Mounk, a professor of international affairs and contributing editor at the Atlantic, traces the connection between the Founders’ idea of a self-governing republic and the modern ideal of a democracy that protects diverse members of society, majority and minority alike. There are internal tensions everywhere. “The very logic of self-government, with its constant imperative to cobble together a majority of like-minded voters,” writes the author, “makes it tempting for citizens to exclude those they regard as different from full participation in their polity.” Diversity yields conflict, especially in times when identity politics come to the fore. Many Italians, for example, might say that an Italian’s distant ancestors lived in Italy, excluding African and Asian immigrants from any possibility of joining the polity. Mounk allows that immigration is a vexing challenge to European and North American societies, especially when so many politicians decry Islam as being fundamentally incompatible with Western ideals even if most Muslim immigrants wholly support the democratic tenets of their new homes. It will take considerable goodwill to do so, but, Mounk insists, “people drawn from different ethnic and cultural groups can, without needing to give up their own identities, embark on a meaningfully shared life.” Enemies of such a view are legion, of course, and even the best-intentioned among us “are hardwired to form groups” that exclude those who are in some way not like us. Democracies that have failed, such as Lebanon, have devolved into “consociational” societies in which identity politics are everything: Sunni vs. Shia, Muslim vs. Christian. Understandably, nationalism then thrives, the lifeblood of demagogues like Putin and Trump. To counter them, Mounk encourages the development of “civic patriotism” and firmer commitment to democratic ideals, from battling terrorism to providing equal access to “key services like quality health care or core entitlements like paid family leave.”

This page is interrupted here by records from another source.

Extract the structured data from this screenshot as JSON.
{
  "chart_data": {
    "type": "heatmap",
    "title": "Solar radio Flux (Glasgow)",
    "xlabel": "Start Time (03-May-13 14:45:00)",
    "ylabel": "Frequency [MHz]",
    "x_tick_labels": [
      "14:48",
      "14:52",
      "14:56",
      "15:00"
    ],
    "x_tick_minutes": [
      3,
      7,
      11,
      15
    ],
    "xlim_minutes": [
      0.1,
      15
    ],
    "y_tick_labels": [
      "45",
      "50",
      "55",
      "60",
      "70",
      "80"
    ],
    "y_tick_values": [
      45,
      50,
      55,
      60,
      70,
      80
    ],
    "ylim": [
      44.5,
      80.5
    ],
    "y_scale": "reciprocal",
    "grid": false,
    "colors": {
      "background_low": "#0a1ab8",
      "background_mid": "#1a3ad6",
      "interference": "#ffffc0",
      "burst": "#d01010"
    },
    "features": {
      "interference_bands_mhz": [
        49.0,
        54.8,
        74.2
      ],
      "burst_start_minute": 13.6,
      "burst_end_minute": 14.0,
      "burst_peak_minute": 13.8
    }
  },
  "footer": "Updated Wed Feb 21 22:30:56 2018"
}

A thoughtful, timely defense of the ideal of a participatory, open society.